MEDLIN: Under the new curriculum, Illinois students will analyze news content across platforms. Breakstone's groups spent the last year working with ninth-graders at a suburban Chicago high school, integrating news literacy into subjects like geography and biology. It found that what helped students distinguish misinformation the most is something called lateral reading. That can be as simple as opening a new tab and leaving the post to find more about the source of information. It appears to be effective. Students reportedly got a lot better at spotting questionable sources. But this effort takes time and practice. Students say they often didn't see why, for example, a company writing about climate change receiving funding from the fossil fuel industry could skew the story. Many assume that if a social media influencer has tons of followers, it means they're trustworthy.

Students like this Naperville, Ill., freshman practiced by finding popular social media posts about nutrition and recording themselves fact-checking, like this.

UNIDENTIFIED STUDENT: OK, so I found this post on Instagram. So as you can see right here, it says that she is a dietitian. And there's also another place right here that even shows, like, she has a diploma in clinical nutrition.

MEDLIN: For this to work, teachers also have to be media savvy. Students say they often struggle because the strategies teachers provide for evaluating sources can be outdated. Peter Adams heads the News Literacy Project, which trains teachers, provides lesson plans and sometimes brings them into newsrooms to show the reporting process. Adams says many teachers worry about being perceived as partisan.

PETER ADAMS: We really encourage folks to redirect that into looking at standards and practices and really comparing coverage.

MEDLIN: And teachers have to create a classroom experience where students feel comfortable talking about political issues, all while knowing how and when to push back on baseless conspiracy theories.

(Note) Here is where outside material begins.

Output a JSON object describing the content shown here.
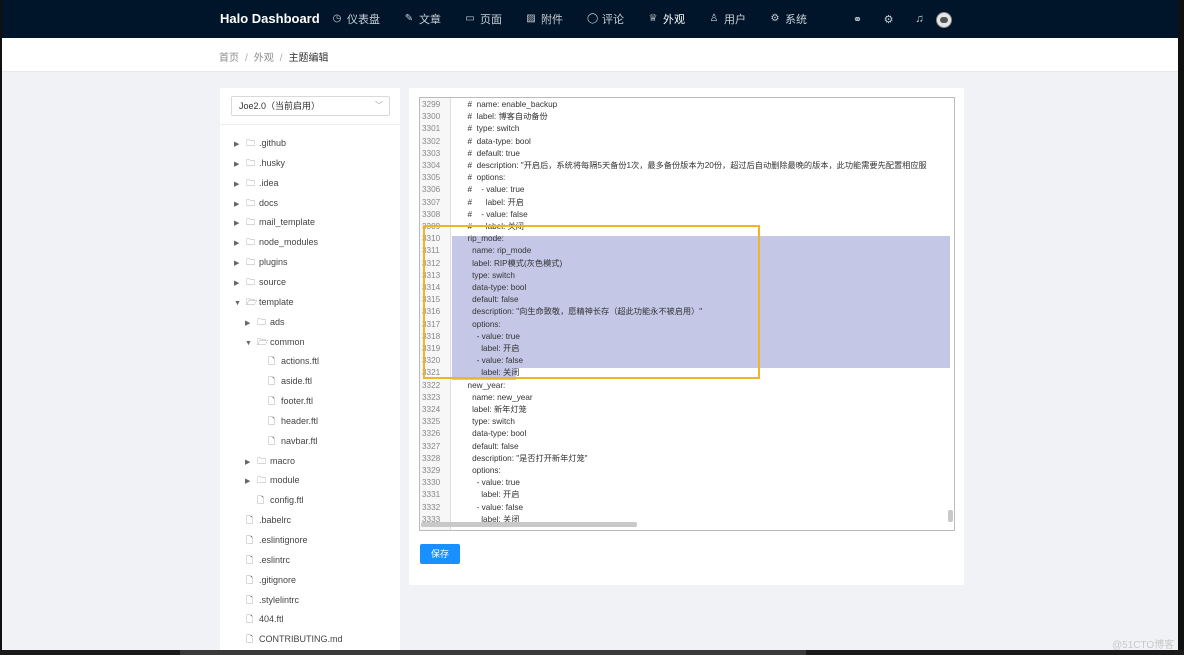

Teacher Allie Niese has had to fight back on misinformation about the January 6 attack on the Capitol that students brought to her government class in Chicago.

ALLIE NIESE: We are not here to deny them the ability to engage in dialogues and discourse where they disagree, but there's a difference when the issues that we are bringing to the table and talking about are issues, are important.

MEDLIN: Niese likes to give examples of what journalism can do, citing history and the disclosure of things like the Pentagon Papers.

The Illinois law will go into effect with the 2022-'23 school year. And at this point, 14 other states have some media literacy standards already on the books.

For NPR News, I'm Peter Medlin. Transcript provided by NPR, Copyright NPR.

Peter Medlin
Peter joins WNIJ as a graduate of North Central College. He is a native of Sandwich, Illinois.